When the military and its contractors need to get rid of old or obsolete bullets and bombs, they sometimes burn them. This releases chemicals like lead and mercury into the environment, and people living nearby could be exposed to them and get sick.
Now, as part of the National Defense Authorization Act, New Hampshire Representative Carol Shea-Porter has added a provision ordering a study of the practice, which is known as open burning and open detonation of munitions.
Members of the House are taking a serious look at that provision today. Congresswoman Shea-Porter joined All Things Considered host Peter Biello to discuss the measure.
(Below is a lightly edited transcript of the broadcast.)
So you're calling for a study of what's happening. How dangerous is this practice?
Well, it's very dangerous. And when you think of how much they have dumped into the air - at one facility in Louisiana they burned 1.7 million pounds of hazardous waste in open air in just one year. And the 61 active burning destination sites that are operating around the United States. And it releases all kinds of dangerous toxins: lead, mercury, chromium. All of these things are health hazards. We know that, and we know it affects the soil and the groundwater and the air. So it's very disturbing and we need to do something about this.
Has this taken place in New Hampshire or is it happening now?
No, I don't see any sign of that in New Hampshire. I've looked at the map and we've got a large number of sites that are going to need some work. But New Hampshire does not seem to be impacted by this.
Why is this issue so important to you?
I care very much about lung health. I have always cared about that. So this is just a natural concern, but also, I was a military spouse, so the exposure to any kind of unnecessary danger you know, for our soldiers and our veterans, is just infuriating. It shouldn't be that way. We need to protect the men and women who protect us. And so I feel pretty passionate about that.
Certainly this is not limited to just people in the military because there are people who live downwind of these sites.
Absolutely. Their families and also the communities that live near them and so many of the federal personnel who work in these facilities, and work on these grounds are also impacted. So it's a large health concern. You couldn't do this. I couldn't do this in my backyard if I released any of this in my backyard. I would see somebody show up immediately. And yet this has been tolerated.
What practical effect do you think a study of this practice will have on the practice overall?
It will have a big impact, just as when we went to get rid of the toxic burning at the burn pits, it took time. You first have to direct them to do that. But it will have a big impact because what will happen is it will then be reported back to committee and then committee will take action. That's how it generally works. You look at something, you require the study, it comes back to the House Armed Services Committee and then the next steps, you know, for legislation to fix it or some remedy. So this will hopefully have a good outcome. And at the minimum what we've done now, and I want to say that this is a result of good journalism. You know we became aware this through ProPublica, who did great journalism looking at all of this. But what will happen now is this will be on everybody's radar screen.

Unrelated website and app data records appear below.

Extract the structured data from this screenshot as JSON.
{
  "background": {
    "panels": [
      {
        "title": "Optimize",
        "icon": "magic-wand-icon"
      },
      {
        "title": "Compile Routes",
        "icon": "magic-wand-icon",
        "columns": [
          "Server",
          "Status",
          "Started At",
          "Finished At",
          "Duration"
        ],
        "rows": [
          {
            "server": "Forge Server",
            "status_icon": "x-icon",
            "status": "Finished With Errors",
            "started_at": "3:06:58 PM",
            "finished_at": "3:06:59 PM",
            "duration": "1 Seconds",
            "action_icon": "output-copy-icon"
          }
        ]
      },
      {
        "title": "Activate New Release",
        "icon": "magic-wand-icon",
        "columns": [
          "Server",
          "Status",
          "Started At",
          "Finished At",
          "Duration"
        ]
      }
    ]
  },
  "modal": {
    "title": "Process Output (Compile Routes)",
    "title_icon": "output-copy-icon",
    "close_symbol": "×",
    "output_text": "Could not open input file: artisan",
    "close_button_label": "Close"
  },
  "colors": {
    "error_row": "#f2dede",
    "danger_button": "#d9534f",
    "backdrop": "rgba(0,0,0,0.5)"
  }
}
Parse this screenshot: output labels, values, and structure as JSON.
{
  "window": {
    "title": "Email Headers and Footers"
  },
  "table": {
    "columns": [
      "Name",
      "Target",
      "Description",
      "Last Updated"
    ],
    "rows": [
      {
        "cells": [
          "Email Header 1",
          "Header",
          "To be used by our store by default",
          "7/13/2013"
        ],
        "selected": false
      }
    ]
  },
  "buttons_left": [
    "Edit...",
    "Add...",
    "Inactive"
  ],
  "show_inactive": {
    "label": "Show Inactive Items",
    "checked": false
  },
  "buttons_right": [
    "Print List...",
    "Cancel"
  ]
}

ProPublica also reported that the Department of Defense and its contractors already routinely violate existing regulations on how they're required to do this. What penalties are imposed for these violations and are they enough?
Well, clearly the fact that there have not been any consequences for these contractors that improperly disposed of this material proves that we need more oversight. And so I actually am going to be writing a letter to Department of Defense and asking - complaining about the lack of contact oversight and asking the Office of Inspector General for duty to to do a study and to look into this.